··· Material provided

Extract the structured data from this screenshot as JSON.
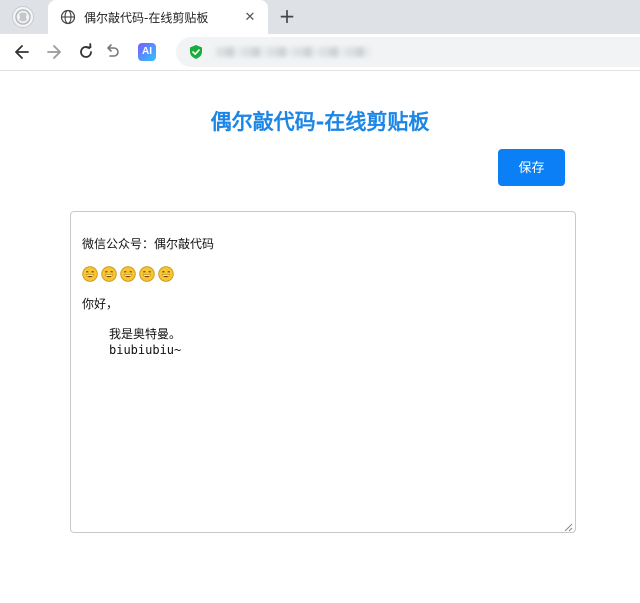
{
  "browser": {
    "tab_title": "偶尔敲代码-在线剪贴板",
    "tab_close": "✕",
    "new_tab": "+",
    "ai_label": "AI",
    "accent_color": "#1aad3e"
  },
  "page": {
    "title": "偶尔敲代码-在线剪贴板",
    "title_color": "#1c86e6",
    "save_label": "保存",
    "save_color": "#0b7ff5"
  },
  "editor": {
    "line1": "微信公众号：偶尔敲代码",
    "emoji_count": 5,
    "line3": "你好，",
    "line4": "我是奥特曼。",
    "line5": "biubiubiu~"
  },
  "icons": [
    "browser-logo-icon",
    "globe-icon",
    "close-icon",
    "plus-icon",
    "back-arrow-icon",
    "forward-arrow-icon",
    "reload-icon",
    "undo-icon",
    "shield-icon",
    "smile-emoji-icon",
    "resize-grip-icon"
  ]
}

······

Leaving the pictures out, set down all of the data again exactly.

### Result below
Extract the structured data from this screenshot as JSON.
{
  "browser": {
    "tab_title": "偶尔敲代码-在线剪贴板",
    "tab_close": "✕",
    "new_tab": "+",
    "ai_label": "AI",
    "accent_color": "#1aad3e"
  },
  "page": {
    "title": "偶尔敲代码-在线剪贴板",
    "title_color": "#1c86e6",
    "save_label": "保存",
    "save_color": "#0b7ff5"
  },
  "editor": {
    "line1": "微信公众号：偶尔敲代码",
    "emoji_count": 5,
    "line3": "你好，",
    "line4": "我是奥特曼。",
    "line5": "biubiubiu~"
  },
  "icons": [
    "browser-logo-icon",
    "globe-icon",
    "close-icon",
    "plus-icon",
    "back-arrow-icon",
    "forward-arrow-icon",
    "reload-icon",
    "undo-icon",
    "shield-icon",
    "smile-emoji-icon",
    "resize-grip-icon"
  ]
}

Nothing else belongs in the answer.